wolfboy
11-20-2009, 12:33 AM
I'm not offended, simply amazed at what little bit of information people will accept to form their opinions. Name calling does not apply. I was referring to your opinion, not you as an individual. See, I only have one incident (your comment) to go on, so I am simply not qualified to say you are a self-righteous person overall.

If I misconstrued what you said, then I apologize. That seemed like a strong reaction to what I felt was a fairly innocent comment.

Maybe context is everything. If you owned a company and someone wanted to work for you that had this blemish on his record, would you hire him? What set of circumstances would make you think that waving a gun around in public was not that big of a deal? Are there any? Maybe there are. If you knew that your daughter's boyfriend had brandished a gun in public would you have a legitimate reason to worry about his character?

I'll admit that I'm way off sometimes, but gun + public + alcohol serving establishment sets off all kinds of alarms in the world I live in.

That being said, I have no reason to believe that Mike Doss is a bad guy. I think he has suffered from bad judgment, no doubt. I think that bad judgment has bumped him from "model citizen" status.

Mario-Rijo
11-20-2009, 05:52 AM
If I misconstrued what you said, then I apologize. That seemed like a strong reaction to what I felt was a fairly innocent comment.

Maybe context is everything. If you owned a company and someone wanted to work for you that had this blemish on his record, would you hire him? What set of circumstances would make you think that waving a gun around in public was not that big of a deal? Are there any? Maybe there are. If you knew that your daughter's boyfriend had brandished a gun in public would you have a legitimate reason to worry about his character?

I'll admit that I'm way off sometimes, but gun + public + alcohol serving establishment sets off all kinds of alarms in the world I live in.

That being said, I have no reason to believe that Mike Doss is a bad guy.
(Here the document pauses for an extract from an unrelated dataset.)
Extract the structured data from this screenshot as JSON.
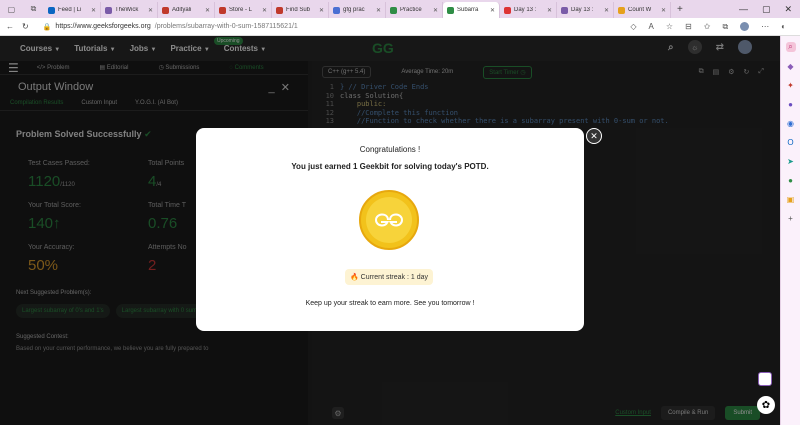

I think he has suffered from bad judgment, no doubt. I think that bad judgment has bumped him from "model citizen" status.

Under normal circumstances I'd agree. However the 1st question I'd have is, why is this guy carrying a gun? I think it's perfectly reasonable for anyone in a high profile occupation with plenty of $$$ to carry a weapon in public for protection. The 2nd question I'd have is why did he brandish the weapon? Had he not would we have read about him being robbed at gunpoint himself or even worse, shot? I don't go to night clubs anymore but plenty of folks do and behave themselves and are upright members of the community.

However I recall once upon a time I was at such an establishment and things blew up so to speak. I was with a friend and we were playing pool. He was leaning against a video game waiting on his turn when out of nowhere a guy flat lays him out with a punch and went running from the scene with a friend. Well, chaos ensued and we all shuffled outside and I had a guy actually pull a chainsaw out of his backseat, start it up and come right at me for no good reason at all. Needless to say I got out of the ordeal but had I been "strapped" as they say I may have pulled it out for intimidation (I was in my early 20"s). Thank god I never carried a gun, don't believe in them for myself. But I don't think I'd label him anything after one foolish incident in his early 20's.

wolfboy
11-20-2009, 10:14 AM
Under normal circumstances I'd agree. However the 1st question I'd have is, why is this guy carrying a gun? I think it's perfectly reasonable for anyone in a high profile occupation with plenty of $$$ to carry a weapon in public for protection. The 2nd question I'd have is why did he brandish the weapon? Had he not would we have read about him being robbed at gunpoint himself or even worse, shot? I don't go to night clubs anymore but plenty of folks do and behave themselves and are upright members of the community.

The fact that he carried a weapon into a night club brought him into the realm of illegal behavior under OH law. It doesn't matter that he was high profile or had plenty of money. If he was concerned for his safety, he could have hired a body guard that could have LEGALLY carried a firearm into the night club.

I've enjoyed the spirited discussion, but it's way off topic from the original post. I think we'll just have to agree to disagree here.